Palminteri revived his one-man show on Broadway for the 2007-2008 season, but Blake said the writer and actor originally envisioned it as a large stage production.
“Chazz said he has always felt from when he first started that the best version of his story would be a musical,” Blake said. “He thinks of his story and the way that it is told as a fable, and fables work best with music.”
Composer Alan Menken’s music, influenced by 1960s doo-wop and jazz, evokes the era, but Blake said it isn’t really intended to lighten the story’s streetwise undertone.
“The movie was dark,” Blake said. “The movie was gritty. Obviously, the musical version isn’t as dark, but this is real. These are tough guys. … I don’t think, in my opinion, that anything about the character should change because at the end of the day, you just want to be honest. You want to be honest to who this person is. In my case, he’s a father, a loving father who wants the best for his son, and he sees his son having this path that he’s going down and there’s a fork in the road to make two choices and he’s struggling to steer his son down the right path. … This is a dramatic role even though we’re in a musical. … The show doesn’t become campy just because we’re in a musical.”
By showing tough characters making tough decisions onstage, Blake said the show appeals to people who might not normally relate to Broadway productions.
“This is a musical for guys who don’t ever go to the theater,” he said. “This is the show you come see.

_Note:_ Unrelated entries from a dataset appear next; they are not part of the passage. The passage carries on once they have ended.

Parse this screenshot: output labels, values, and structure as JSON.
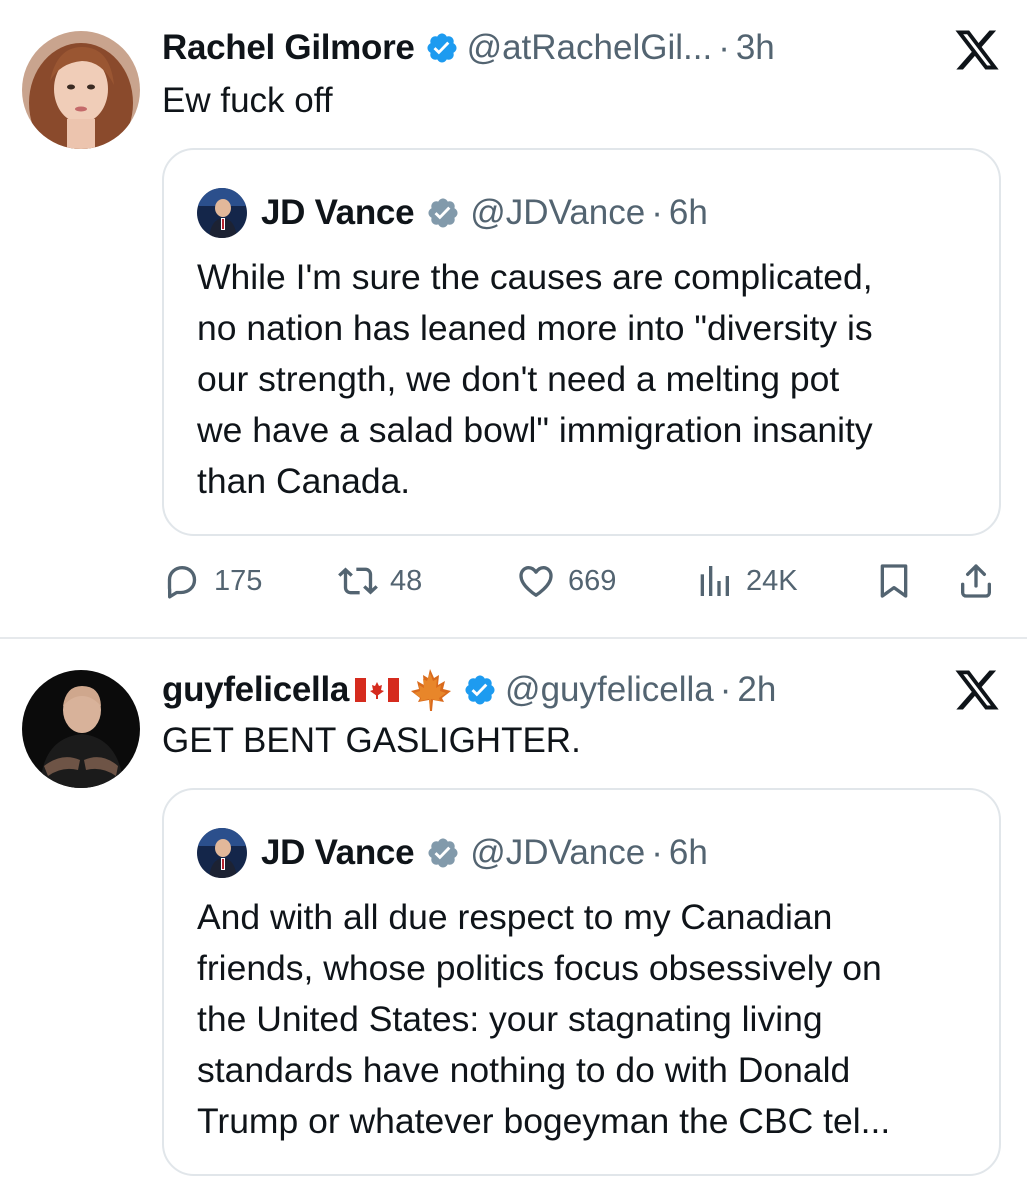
{
  "tweets": [
    {
      "author_name": "Rachel Gilmore",
      "handle": "@atRachelGil...",
      "separator": "·",
      "time": "3h",
      "text": "Ew fuck off",
      "platform_icon": "x-logo-icon",
      "quoted": {
        "author_name": "JD Vance",
        "handle": "@JDVance",
        "separator": "·",
        "time": "6h",
        "text": "While I'm sure the causes are complicated,\nno nation has leaned more into \"diversity is\nour strength, we don't need a melting pot\nwe have a salad bowl\" immigration insanity\nthan Canada."
      },
      "stats": {
        "replies": "175",
        "reposts": "48",
        "likes": "669",
        "views": "24K"
      }
    },
    {
      "author_name": "guyfelicella",
      "name_emoji": [
        "canada-flag-icon",
        "maple-leaf-icon"
      ],
      "handle": "@guyfelicella",
      "separator": "·",
      "time": "2h",
      "text": "GET BENT GASLIGHTER.",
      "platform_icon": "x-logo-icon",
      "quoted": {
        "author_name": "JD Vance",
        "handle": "@JDVance",
        "separator": "·",
        "time": "6h",
        "text": "And with all due respect to my Canadian\nfriends, whose politics focus obsessively on\nthe United States: your stagnating living\nstandards have nothing to do with Donald\nTrump or whatever bogeyman the CBC tel..."
      }
    }
  ],
  "colors": {
    "verified_blue": "#1d9bf0",
    "verified_gray": "#829aab",
    "secondary_text": "#536471",
    "border": "#e1e6ea"
  }
}
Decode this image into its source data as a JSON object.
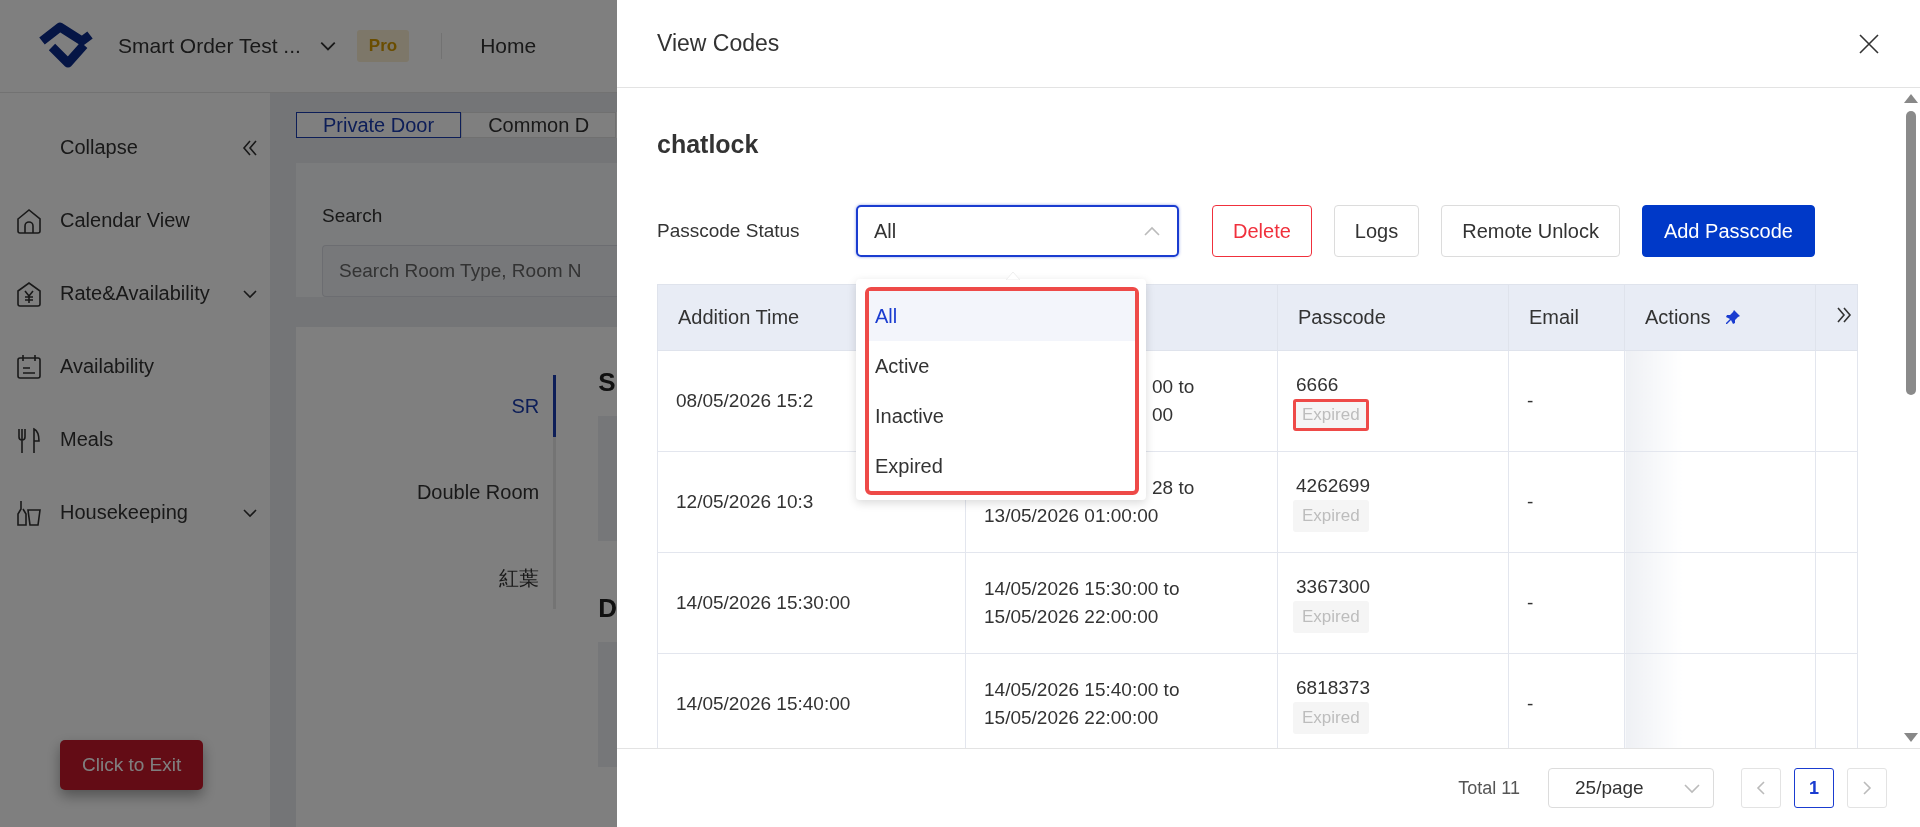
{
  "background_app": {
    "header": {
      "brand": "Smart Order Test ...",
      "badge": "Pro",
      "nav": [
        "Home"
      ]
    },
    "sidebar": {
      "collapse": "Collapse",
      "items": [
        {
          "label": "Calendar View",
          "expandable": false
        },
        {
          "label": "Rate&Availability",
          "expandable": true
        },
        {
          "label": "Availability",
          "expandable": false
        },
        {
          "label": "Meals",
          "expandable": false
        },
        {
          "label": "Housekeeping",
          "expandable": true
        }
      ],
      "exit_button": "Click to Exit"
    },
    "tabs": [
      {
        "label": "Private Door",
        "selected": true
      },
      {
        "label": "Common D",
        "selected": false
      }
    ],
    "search": {
      "label": "Search",
      "placeholder": "Search Room Type, Room N"
    },
    "room_types": [
      {
        "label": "SR",
        "selected": true
      },
      {
        "label": "Double Room",
        "selected": false
      },
      {
        "label": "紅葉",
        "selected": false
      }
    ],
    "sections": [
      "S",
      "D"
    ]
  },
  "drawer": {
    "title": "View Codes",
    "lock_name": "chatlock",
    "filter": {
      "label": "Passcode Status",
      "value": "All",
      "open": true,
      "options": [
        {
          "label": "All",
          "selected": true
        },
        {
          "label": "Active",
          "selected": false
        },
        {
          "label": "Inactive",
          "selected": false
        },
        {
          "label": "Expired",
          "selected": false
        }
      ],
      "highlighted": true
    },
    "buttons": [
      {
        "label": "Delete",
        "kind": "danger"
      },
      {
        "label": "Logs",
        "kind": "default"
      },
      {
        "label": "Remote Unlock",
        "kind": "default"
      },
      {
        "label": "Add Passcode",
        "kind": "primary"
      }
    ],
    "table": {
      "columns": [
        "Addition Time",
        "",
        "Passcode",
        "Email",
        "Actions",
        ""
      ],
      "rows": [
        {
          "addition_time": {
            "text": "08/05/2026 15:2"
          },
          "period": [
            {
              "text": "00 to",
              "clipped": true
            },
            {
              "text": "00",
              "clipped": true
            }
          ],
          "passcode": "6666",
          "status": "Expired",
          "highlighted": true,
          "email": "-"
        },
        {
          "addition_time": {
            "text": "12/05/2026 10:3"
          },
          "period": [
            {
              "text": "28 to",
              "clipped": true
            },
            {
              "text": "13/05/2026 01:00:00",
              "clipped": false
            }
          ],
          "passcode": "4262699",
          "status": "Expired",
          "highlighted": false,
          "email": "-"
        },
        {
          "addition_time": {
            "text": "14/05/2026 15:30:00"
          },
          "period": [
            {
              "text": "14/05/2026 15:30:00 to",
              "clipped": false
            },
            {
              "text": "15/05/2026 22:00:00",
              "clipped": false
            }
          ],
          "passcode": "3367300",
          "status": "Expired",
          "highlighted": false,
          "email": "-"
        },
        {
          "addition_time": {
            "text": "14/05/2026 15:40:00"
          },
          "period": [
            {
              "text": "14/05/2026 15:40:00 to",
              "clipped": false
            },
            {
              "text": "15/05/2026 22:00:00",
              "clipped": false
            }
          ],
          "passcode": "6818373",
          "status": "Expired",
          "highlighted": false,
          "email": "-"
        }
      ]
    },
    "pagination": {
      "total": "Total 11",
      "page_size": "25/page",
      "pages": [
        {
          "label": "1",
          "selected": true
        }
      ]
    }
  }
}
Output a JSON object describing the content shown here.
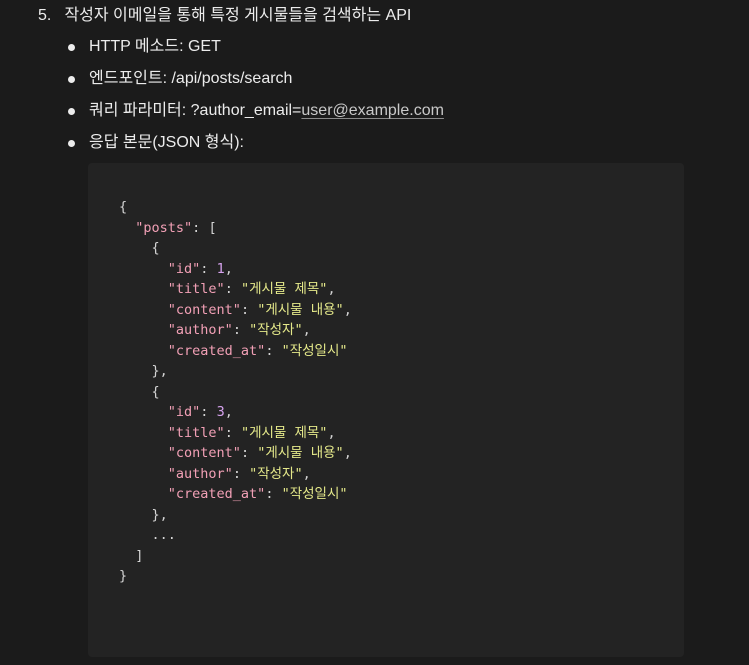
{
  "section": {
    "number": "5.",
    "title": "작성자 이메일을 통해 특정 게시물들을 검색하는 API"
  },
  "bullets": {
    "method_label": "HTTP 메소드: GET",
    "endpoint_label": "엔드포인트: /api/posts/search",
    "query_label": "쿼리 파라미터: ?author_email=",
    "query_link": "user@example.com",
    "response_label": "응답 본문(JSON 형식):"
  },
  "code": {
    "open_brace": "{",
    "posts_key": "\"posts\"",
    "open_bracket": "[",
    "items": [
      {
        "id_key": "\"id\"",
        "id": "1",
        "title_key": "\"title\"",
        "title": "\"게시물 제목\"",
        "content_key": "\"content\"",
        "content": "\"게시물 내용\"",
        "author_key": "\"author\"",
        "author": "\"작성자\"",
        "created_key": "\"created_at\"",
        "created": "\"작성일시\""
      },
      {
        "id_key": "\"id\"",
        "id": "3",
        "title_key": "\"title\"",
        "title": "\"게시물 제목\"",
        "content_key": "\"content\"",
        "content": "\"게시물 내용\"",
        "author_key": "\"author\"",
        "author": "\"작성자\"",
        "created_key": "\"created_at\"",
        "created": "\"작성일시\""
      }
    ],
    "ellipsis": "...",
    "close_bracket": "]",
    "close_brace": "}"
  },
  "colors": {
    "background": "#1b1b1b",
    "code_background": "#232323",
    "key": "#f2a0b6",
    "string": "#e4e88a",
    "number": "#d7a3ef"
  }
}
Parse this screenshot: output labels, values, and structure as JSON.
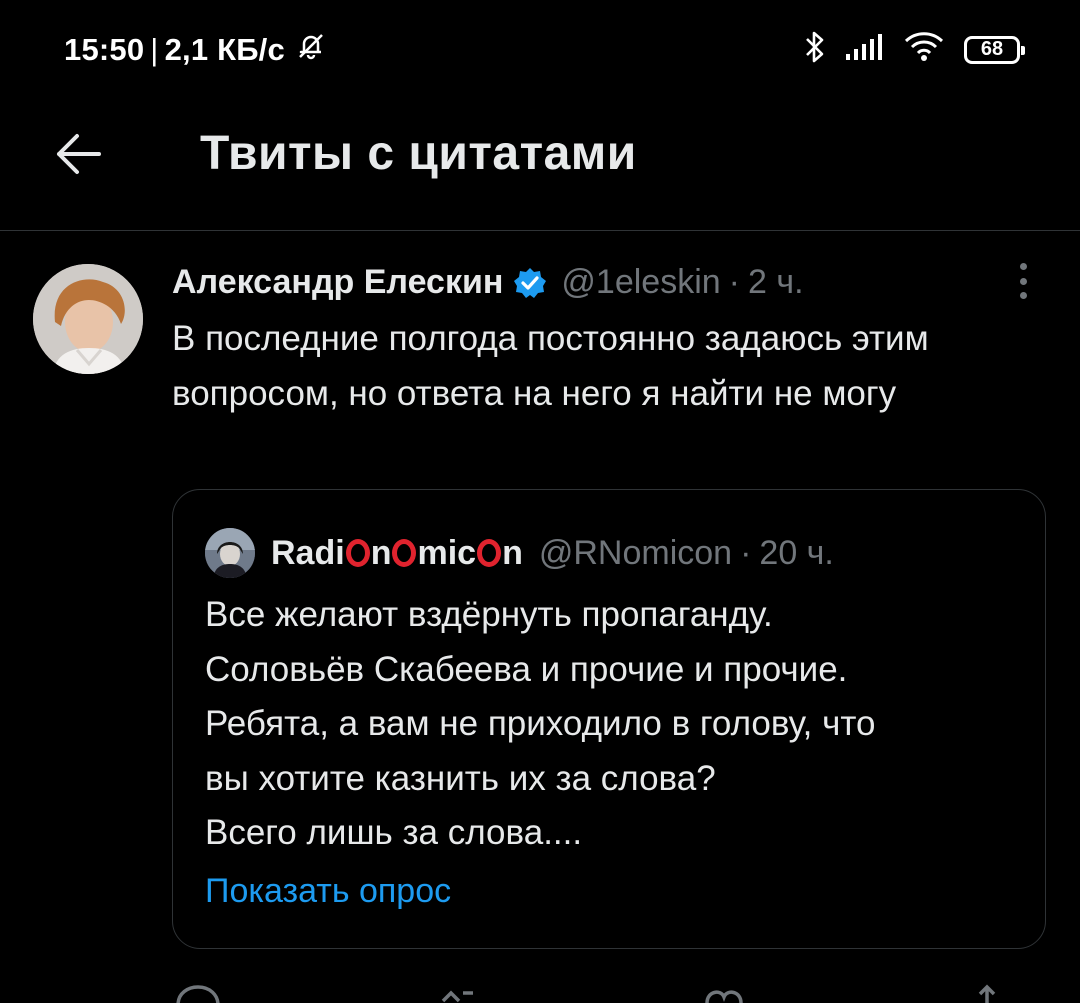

We get so many people who have never seen a show before in their lives. This is the one they come to first because it’s not a usual show, and then they’re like, ‘Oh my god. This is great. I want to see more theater.’ That’s rewarding in itself.”
And in case you were wondering, Blake said he didn’t get much advice on singing and dancing from De Niro.
“He handled, mostly, the acting,” Blake said. “He’s all about authenticity. He’s all about the details. He was at my haircut, combing my hair, making sure that it was exactly right. The way you unfold a wad of cash. That’s the stuff that’s invaluable because I wasn’t growing up in the ’60s. I wasn’t around these people, even though I’m familiar with the culture. … He really just knows how to make it authentic. … All the little things will add up to make you actually feel like you’re in the 1960s.”
His attempts to authentically portray Palminteri’s father have also helped Blake in his offstage role as a father to his own son.
“Lorenzo, the character I play, is the kind of father I would aspire to be,” Blake said. “So I’ve tried to, as I inhabit him, I try to let him inhabit my life offstage. I’ve spent countless hours with Chazz, offstage, just talking and learning and hearing about his father and going over pictures and stories and going over his bus route, all those things. Just listening to Chazz talk about his father, the reverence he has for him informed me a lot about what kind of man he was. So I know if my son ever talks about me the way Chazz talks about his dad, I will have done the right thing.”
Tickets are $27.16-$96.90. Visit okcbroadway.com.